### SUPPLIED RECORDS

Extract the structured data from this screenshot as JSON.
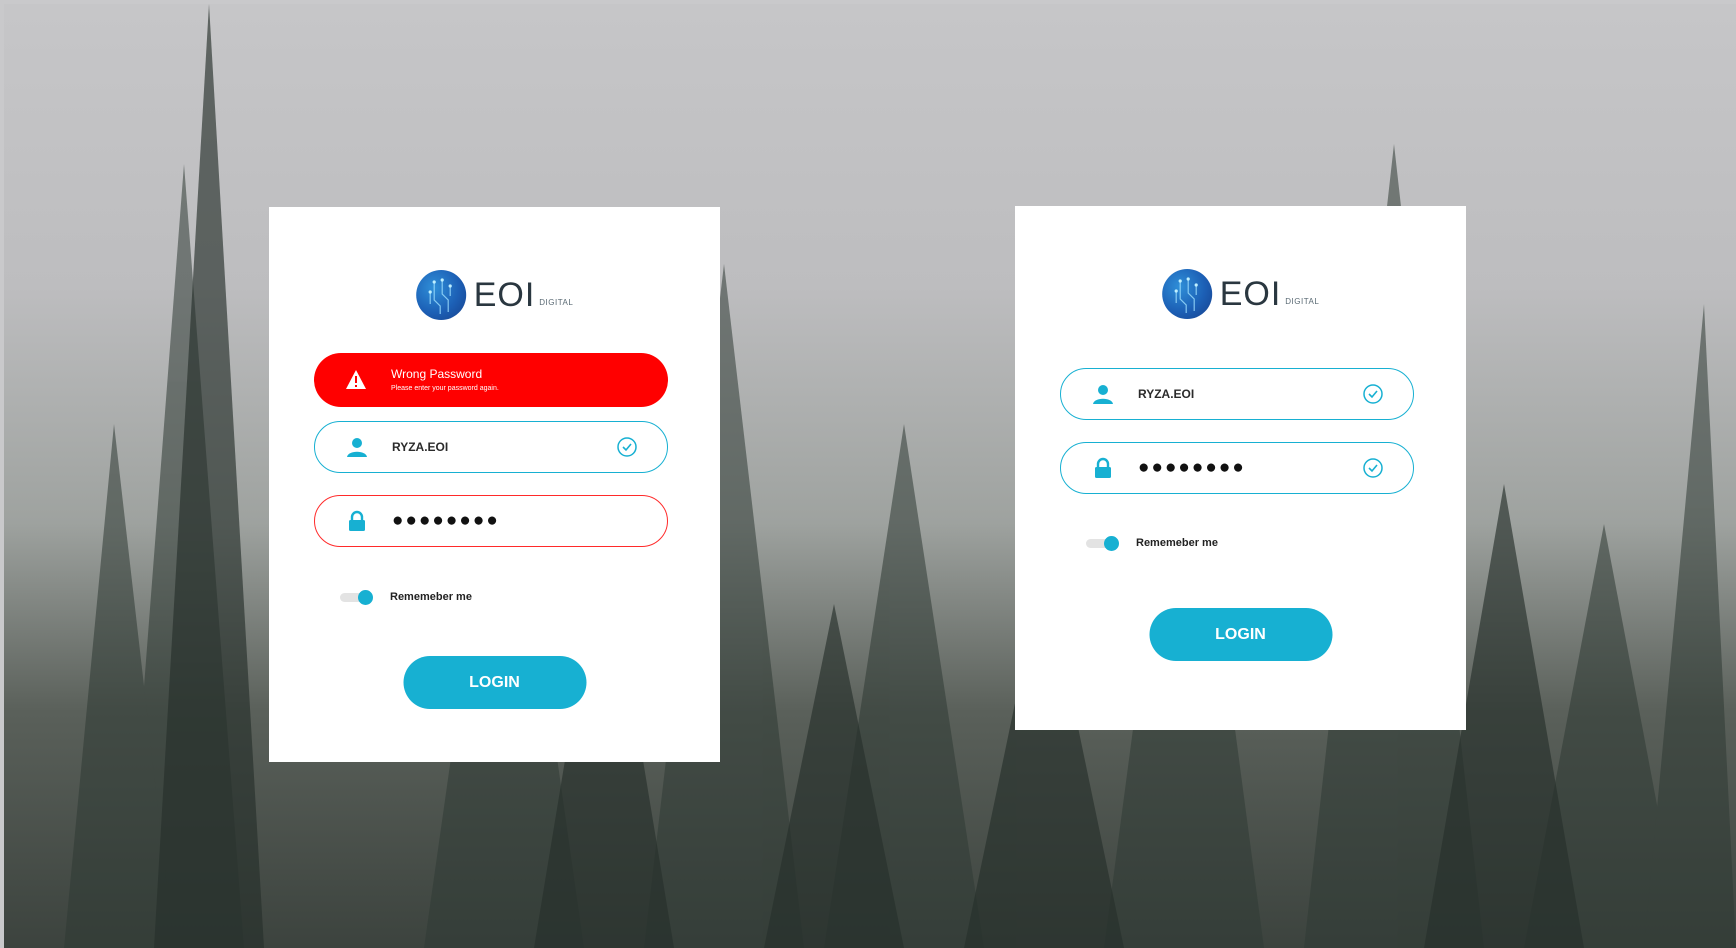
{
  "brand": {
    "name": "EOI",
    "sub": "DIGITAL"
  },
  "left_card": {
    "alert": {
      "title": "Wrong Password",
      "message": "Please enter your password again."
    },
    "username": "RYZA.EOI",
    "password_mask": "●●●●●●●●",
    "remember_label": "Rememeber me",
    "login_label": "LOGIN"
  },
  "right_card": {
    "username": "RYZA.EOI",
    "password_mask": "●●●●●●●●",
    "remember_label": "Rememeber me",
    "login_label": "LOGIN"
  },
  "colors": {
    "accent": "#17b0d2",
    "error": "#ff0000",
    "text": "#2a3740"
  },
  "icons": [
    "user-icon",
    "lock-icon",
    "check-circle-icon",
    "warning-icon"
  ]
}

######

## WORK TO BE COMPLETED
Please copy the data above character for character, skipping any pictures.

## THE ANSWER
Extract the structured data from this screenshot as JSON.
{
  "brand": {
    "name": "EOI",
    "sub": "DIGITAL"
  },
  "left_card": {
    "alert": {
      "title": "Wrong Password",
      "message": "Please enter your password again."
    },
    "username": "RYZA.EOI",
    "password_mask": "●●●●●●●●",
    "remember_label": "Rememeber me",
    "login_label": "LOGIN"
  },
  "right_card": {
    "username": "RYZA.EOI",
    "password_mask": "●●●●●●●●",
    "remember_label": "Rememeber me",
    "login_label": "LOGIN"
  },
  "colors": {
    "accent": "#17b0d2",
    "error": "#ff0000",
    "text": "#2a3740"
  },
  "icons": [
    "user-icon",
    "lock-icon",
    "check-circle-icon",
    "warning-icon"
  ]
}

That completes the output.